Produce or go: Deadline for 3 Stark County wells is midnightIf three decades-old Stark County oil wells aren’t producing by midnight tonight, they will have to be plugged and abandoned to make way for new production so land owners can get the most out of their investments.
By: Katherine Grandstrand, The Dickinson Press
If three decades-old Stark County oil wells aren’t producing by midnight tonight, they will have to be plugged and abandoned to make way for new production so land owners can get the most out of their investments.
In May, the North Dakota Industrial Commission made it clear that three New Millennium Resources Inc. oil wells northeast of Belfield needed to be producing by Nov. 1, which is Thursday, or they needed to be gone.
“A few calls to New Millennium remained fruitless, so I decided, OK, the next party involved in this is the oil and gas commission. I’m going to start bugging them,” said one of many mineral owners Dan Feragen of Wibaux, Mont. “It appears I pretty well wore out my welcome there. I want something done and I would like to see … I’d like to see the right thing done.”
New Millennium President Jeff Collins said Tuesday that two of the unproductive wells in the Zenith-Tyler “A” Unit were up and running again, and one was being converted to a saltwater injection well.
“We did it, yay!” he said jokingly.
The North Dakota Industrial Commission Department of Mineral Resources Oil and Gas Division has received the paperwork for the conversion of one well to a saltwater injection site, Public Information Officer Alison Ritter said. It had not received any indication that the other non-producing wells were yet in compliance, and could not comment further until the Thursday deadline had passed.

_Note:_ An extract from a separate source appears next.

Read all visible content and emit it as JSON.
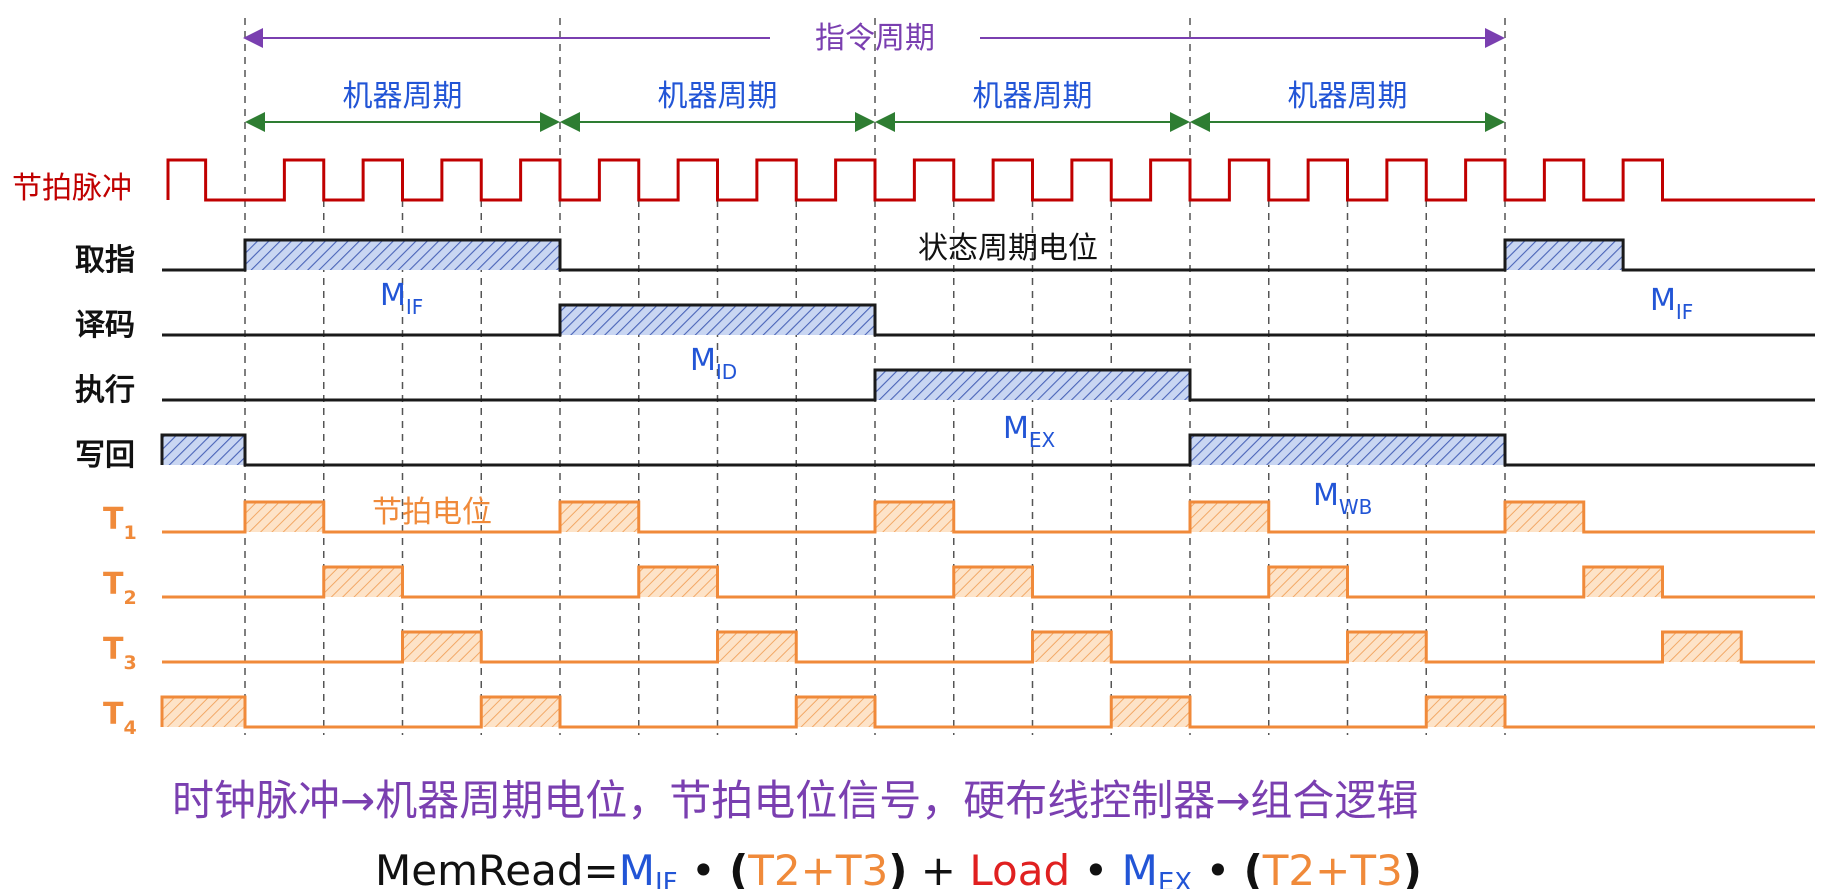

The biggest concern Feragen and the other owners have is that the old wells, which are on the Tyler Formation, are tying up development to the Bakken and other, lower oil formations.
“It appears there’s more cooperation between those two that what there is protecting of the royalty and mineral owners,” he said of oil companies and the Oil and Gas Division.
Feragen began his crusade to have something done about the wells about a year ago, and thinks that nothing would have been done if he wasn’t the squeaky wheel.
“As I find out and talk to people around the state, there is numerous, numerous instances where people have minerals and royalties being held hostage by this antiquated production law that for whatever reason NDIC refuses to address,” he said.
New Millennium is not the first to own the wells, Feragen said, and estimated they are the third or fourth company to take control.
The mineral owners also worried they have been taken advantage of, and could possibly be owed back pay, Feragen said.
“With oil prices being up, New Millennium getting a bigger percentage of the royalties, they would bust their butts to be operating that field, when, in fact, they have not,” he said.
New Millennium is in compliance with the order, Collins said.
After writing a letter and calling more attention to the situation earlier this month, Feragen noticed a workover rig on one of the wells recently.
“Technically, New Millennium, by taking some activity is covering their [expletive],” he said. “Pardon my language, but that’s all it boils down to.”